NOTE: Moshe Melamed was the first cousin of I.A.L. Diamond and great uncle of KehilaLinks author, Karen Malamed Albert
Chaim (Herman) Barkan – Yiddish author and educator
Born in Ungheni in 1896, Barkan immigrated to the U.S. in 1920 at the age of 24 and settled in Philadelphia. He was a Yiddish writer and also a teacher in the Workmen's
Circle schools in Philadelphia. He served as principal of the Workman’s Circle school at 924 Walnut Street. He contributed sketches, stories, articles, to
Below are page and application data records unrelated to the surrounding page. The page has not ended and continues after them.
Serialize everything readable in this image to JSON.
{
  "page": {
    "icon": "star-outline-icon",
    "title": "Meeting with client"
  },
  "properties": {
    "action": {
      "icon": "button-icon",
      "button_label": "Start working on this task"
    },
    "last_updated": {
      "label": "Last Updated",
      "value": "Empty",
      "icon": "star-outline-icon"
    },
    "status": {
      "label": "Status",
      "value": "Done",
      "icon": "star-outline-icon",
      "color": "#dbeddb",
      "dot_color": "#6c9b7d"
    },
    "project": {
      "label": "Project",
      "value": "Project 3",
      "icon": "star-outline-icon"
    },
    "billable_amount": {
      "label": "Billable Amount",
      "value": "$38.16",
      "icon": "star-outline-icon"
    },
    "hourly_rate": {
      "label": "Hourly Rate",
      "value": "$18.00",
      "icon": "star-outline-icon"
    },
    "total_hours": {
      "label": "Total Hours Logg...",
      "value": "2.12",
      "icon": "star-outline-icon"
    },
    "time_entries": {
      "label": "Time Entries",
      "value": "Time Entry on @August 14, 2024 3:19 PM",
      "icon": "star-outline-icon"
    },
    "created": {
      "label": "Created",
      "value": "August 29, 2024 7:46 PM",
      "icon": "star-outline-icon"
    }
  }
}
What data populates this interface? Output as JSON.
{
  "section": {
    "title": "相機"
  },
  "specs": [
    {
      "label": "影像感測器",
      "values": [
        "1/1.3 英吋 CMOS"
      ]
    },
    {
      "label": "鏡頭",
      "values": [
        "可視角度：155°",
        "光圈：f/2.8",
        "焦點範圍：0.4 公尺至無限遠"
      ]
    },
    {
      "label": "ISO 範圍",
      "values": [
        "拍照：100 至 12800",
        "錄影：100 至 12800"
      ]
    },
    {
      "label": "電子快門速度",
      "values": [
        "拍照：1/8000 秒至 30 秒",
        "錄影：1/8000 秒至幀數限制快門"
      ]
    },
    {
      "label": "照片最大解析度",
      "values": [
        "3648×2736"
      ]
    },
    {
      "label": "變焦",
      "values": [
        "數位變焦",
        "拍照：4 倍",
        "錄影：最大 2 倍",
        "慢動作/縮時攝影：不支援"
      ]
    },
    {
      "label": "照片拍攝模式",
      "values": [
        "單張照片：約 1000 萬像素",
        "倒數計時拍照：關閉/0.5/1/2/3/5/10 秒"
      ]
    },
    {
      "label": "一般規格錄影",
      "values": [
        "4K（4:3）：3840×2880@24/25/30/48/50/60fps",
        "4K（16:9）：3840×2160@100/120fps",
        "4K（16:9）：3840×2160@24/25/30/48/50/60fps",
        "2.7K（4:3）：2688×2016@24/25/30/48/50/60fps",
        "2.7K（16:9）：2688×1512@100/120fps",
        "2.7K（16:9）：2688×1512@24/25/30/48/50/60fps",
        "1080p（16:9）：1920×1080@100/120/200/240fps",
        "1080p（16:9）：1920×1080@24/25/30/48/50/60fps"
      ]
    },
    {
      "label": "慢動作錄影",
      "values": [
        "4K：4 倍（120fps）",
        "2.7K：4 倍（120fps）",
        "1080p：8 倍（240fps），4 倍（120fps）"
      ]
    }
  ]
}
Di yidishe velt (Philadelphia), Frayhayt (N.Y.), Jewish Daily Forward (N.Y.), Freie Arbeiter Stimme (N.Y.), Yidish, *Kinder zhurnal* (N.Y.) and more .
He had nine books published in Yiddish, in various fields. Barkan, along with a teaching colleague, published a Yiddish history book, and he also wrote two novels.
He often wrote stories for Yiddish children’s magazines-and published two book collections of these tales—entitled, Kinder and Once Upon a Time.”Barkan also collected poems
published in the Yiddish papers, and organized them by topic.
His son, Archie, donated these poems to the YIVO Archive. One of his major works is the 186-page poem,
Mayn Shtetl Ungen,
published in 1959, which is also a JewishGen Yizkor book.
See more about it here .Chaim Barkan collapsed and died at synagogue on the second day of Rosh Hashanah in 1966.
Death Notice: Herman Barkan – Philadelphia Inquirer, September 17, 1966, p. 10
Mayn shtetl Ungen poeme - Barkan, H; Filadelfiye : Dzsh. L. Gros drukeray (Mid-City Press, Inc.) –1959.
Online version in full text from Yiddish Book Center
Samuel (Shmuel) Cohen - Musician and composer.
Samuel Cohen was born in Ungheni circa 1870. He was a musician and his most known for adapting a melody from a Romanian folk song into what became the music for Hatikvah,
national anthem of Israel. Years after writing the melody for Hatikvah, Cohen recalled that he had based it on the song he heard in Romania, Carul cu boi [The Ox-Driven Cart].
Samuel Cohen immigrated to Israel in 1878 and became a farmer in Rishon LeZion. He had been inspired by the verses of the Jewish patriotic song Tikvatenou ("Our Hope")
written by Naftali Herz Imber, a Galician poet, so he set the words to the music of a popular Moldovan melody also known in Romania. Cohen’s melody, composed in 1888,
“fit Hatikva like a glove,” Israeli musicologist Dr. Natan Shahar told The Times of Israel in a 2013 article. Apparently, Cohen had heard the tune sung by peasants and farmers
in Moldavia-Romania. Cohen died in 1940 in Rishon LeZion.
Audio file of Hatikvah (It is downloadable)
Weill, Kurt, “Hatikva,” Milken Archive of Jewish Music
Ben Zion, Ilan, “How an Unwieldy Romantic Poem and a Romanian Folk Song Combined to Produce ‘Hatikva’,
The Times of Israel, April 13, 2013